Teacher: And what happens when it picks up that oxygen?
Julie: Well, it has to come back to the heart so that it can be pumped to the rest of the body again. Wow! I’m really glad my heart does all that by itself…my whole life!
Knowing that your young, non-medschool student will not know all of the details, the big idea is simple: the heart is an automatic pump. Through this expression, they interpret what they see. In other words, through expression, they verbally uncover the big idea previously hidden to them.
5) Give students opportunity to apply the idea
The term “apply” has various meanings, depending on the nature of the big idea. If the idea being presented is a skill, then the application will involve using that skill. If the idea being presented is a fact, then application may still lead to them doing something, but the action may simply be to recognize the fact when they see it. Likewise, if the idea is a concept, then application may simply be to explain or express the concept to someone else.
So in summary, the Mimetic Process is this: Present an idea and help students first observe it embodied, then interpret and then apply the idea.
THE TRIVIUM AND MIMESIS
Okay, so let me compare the Trivium and Mimesis for a second.
In the Grammar stage, students take information presented to them and learn the terms and facts, etc. That’s a lot like the Mimetic Process where an idea is presented and students are engaged on a grammar level regarding a big idea - terms are introduced, defined, and explained.
In the Dialectic stage, students are asked to process that grammar and see truths behind the terms. This is a lot like the Mimetic Process where types are compared and then the idea is expressed to draw out their understanding of it.
In the Rhetoric stage, students are asked to re-present ideas in truth and beauty based on their discoveries in the dialectic stage. This is a lot like the Mimetic Process where an idea is then practiced as a skill students can use based on their true understanding of the big idea.

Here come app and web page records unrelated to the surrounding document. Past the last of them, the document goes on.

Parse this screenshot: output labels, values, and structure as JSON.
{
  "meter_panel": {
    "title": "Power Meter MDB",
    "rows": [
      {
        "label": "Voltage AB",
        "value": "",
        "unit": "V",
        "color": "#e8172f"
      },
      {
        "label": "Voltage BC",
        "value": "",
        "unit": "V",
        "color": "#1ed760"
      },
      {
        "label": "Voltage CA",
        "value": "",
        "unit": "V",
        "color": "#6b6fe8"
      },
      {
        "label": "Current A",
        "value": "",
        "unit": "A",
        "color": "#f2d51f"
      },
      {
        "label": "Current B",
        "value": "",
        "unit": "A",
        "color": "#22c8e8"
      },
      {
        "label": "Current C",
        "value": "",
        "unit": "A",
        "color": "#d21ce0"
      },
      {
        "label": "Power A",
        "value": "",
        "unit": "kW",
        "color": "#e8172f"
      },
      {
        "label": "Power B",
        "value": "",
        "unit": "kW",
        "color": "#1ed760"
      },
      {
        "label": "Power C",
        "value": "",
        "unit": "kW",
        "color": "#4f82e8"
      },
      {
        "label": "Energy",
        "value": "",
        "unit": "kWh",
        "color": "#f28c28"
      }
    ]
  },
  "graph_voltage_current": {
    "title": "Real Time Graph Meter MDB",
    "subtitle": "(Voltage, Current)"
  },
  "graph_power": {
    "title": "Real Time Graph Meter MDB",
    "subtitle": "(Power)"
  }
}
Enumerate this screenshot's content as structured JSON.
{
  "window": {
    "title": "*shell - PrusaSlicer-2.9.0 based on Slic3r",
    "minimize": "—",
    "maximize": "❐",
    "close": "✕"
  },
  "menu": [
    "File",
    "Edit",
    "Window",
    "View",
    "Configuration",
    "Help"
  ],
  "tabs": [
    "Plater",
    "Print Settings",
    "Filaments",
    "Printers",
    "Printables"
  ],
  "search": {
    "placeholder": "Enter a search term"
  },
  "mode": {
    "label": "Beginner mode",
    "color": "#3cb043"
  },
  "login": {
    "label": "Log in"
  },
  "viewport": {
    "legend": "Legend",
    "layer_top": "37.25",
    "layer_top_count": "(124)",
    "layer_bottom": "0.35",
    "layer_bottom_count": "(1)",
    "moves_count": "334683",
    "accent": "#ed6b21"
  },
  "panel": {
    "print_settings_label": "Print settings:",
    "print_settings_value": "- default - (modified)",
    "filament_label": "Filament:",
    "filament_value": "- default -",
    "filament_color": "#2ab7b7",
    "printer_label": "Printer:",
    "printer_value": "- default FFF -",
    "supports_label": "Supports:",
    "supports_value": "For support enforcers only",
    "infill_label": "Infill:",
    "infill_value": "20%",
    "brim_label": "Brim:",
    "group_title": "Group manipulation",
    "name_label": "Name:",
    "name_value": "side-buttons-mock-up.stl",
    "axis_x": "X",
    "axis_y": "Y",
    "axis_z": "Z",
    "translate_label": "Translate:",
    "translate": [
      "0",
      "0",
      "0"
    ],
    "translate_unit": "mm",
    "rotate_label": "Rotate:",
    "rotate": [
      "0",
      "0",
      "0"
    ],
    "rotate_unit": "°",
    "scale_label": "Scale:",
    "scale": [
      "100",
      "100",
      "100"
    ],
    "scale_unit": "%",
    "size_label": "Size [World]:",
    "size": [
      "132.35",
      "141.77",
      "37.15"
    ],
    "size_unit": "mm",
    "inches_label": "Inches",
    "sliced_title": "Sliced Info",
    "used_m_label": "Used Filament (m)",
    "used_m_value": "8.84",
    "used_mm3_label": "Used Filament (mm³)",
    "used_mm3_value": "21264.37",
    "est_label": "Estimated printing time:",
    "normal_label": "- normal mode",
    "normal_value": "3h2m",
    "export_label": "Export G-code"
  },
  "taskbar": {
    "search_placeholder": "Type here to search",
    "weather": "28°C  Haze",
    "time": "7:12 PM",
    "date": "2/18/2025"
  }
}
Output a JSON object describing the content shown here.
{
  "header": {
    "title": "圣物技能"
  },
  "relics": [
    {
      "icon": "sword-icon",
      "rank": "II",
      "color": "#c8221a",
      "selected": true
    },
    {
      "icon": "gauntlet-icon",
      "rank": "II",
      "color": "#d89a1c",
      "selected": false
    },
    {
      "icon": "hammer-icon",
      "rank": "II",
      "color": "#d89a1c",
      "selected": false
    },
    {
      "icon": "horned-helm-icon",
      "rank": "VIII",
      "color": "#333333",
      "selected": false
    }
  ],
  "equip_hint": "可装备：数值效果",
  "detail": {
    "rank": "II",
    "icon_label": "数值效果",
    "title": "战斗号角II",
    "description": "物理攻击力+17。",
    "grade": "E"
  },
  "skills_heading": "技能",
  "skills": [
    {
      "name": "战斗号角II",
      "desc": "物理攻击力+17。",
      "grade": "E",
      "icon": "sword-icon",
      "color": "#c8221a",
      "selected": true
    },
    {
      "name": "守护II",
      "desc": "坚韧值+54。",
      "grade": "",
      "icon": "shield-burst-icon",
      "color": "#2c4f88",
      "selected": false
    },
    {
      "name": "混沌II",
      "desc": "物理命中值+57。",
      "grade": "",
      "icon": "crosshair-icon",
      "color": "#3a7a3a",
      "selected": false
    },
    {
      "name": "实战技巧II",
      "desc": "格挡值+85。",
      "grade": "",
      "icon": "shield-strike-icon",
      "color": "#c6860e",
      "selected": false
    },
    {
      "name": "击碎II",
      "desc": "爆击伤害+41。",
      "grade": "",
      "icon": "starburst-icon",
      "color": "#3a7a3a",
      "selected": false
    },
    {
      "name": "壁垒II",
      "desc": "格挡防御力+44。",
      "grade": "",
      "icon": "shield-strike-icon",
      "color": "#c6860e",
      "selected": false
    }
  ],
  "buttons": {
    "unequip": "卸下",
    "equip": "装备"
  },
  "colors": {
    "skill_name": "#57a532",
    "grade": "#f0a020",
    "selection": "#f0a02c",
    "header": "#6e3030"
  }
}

Come back tomorrow for the conclusion of the discussion on the Trivium, Mimesis, and Hermeneutics.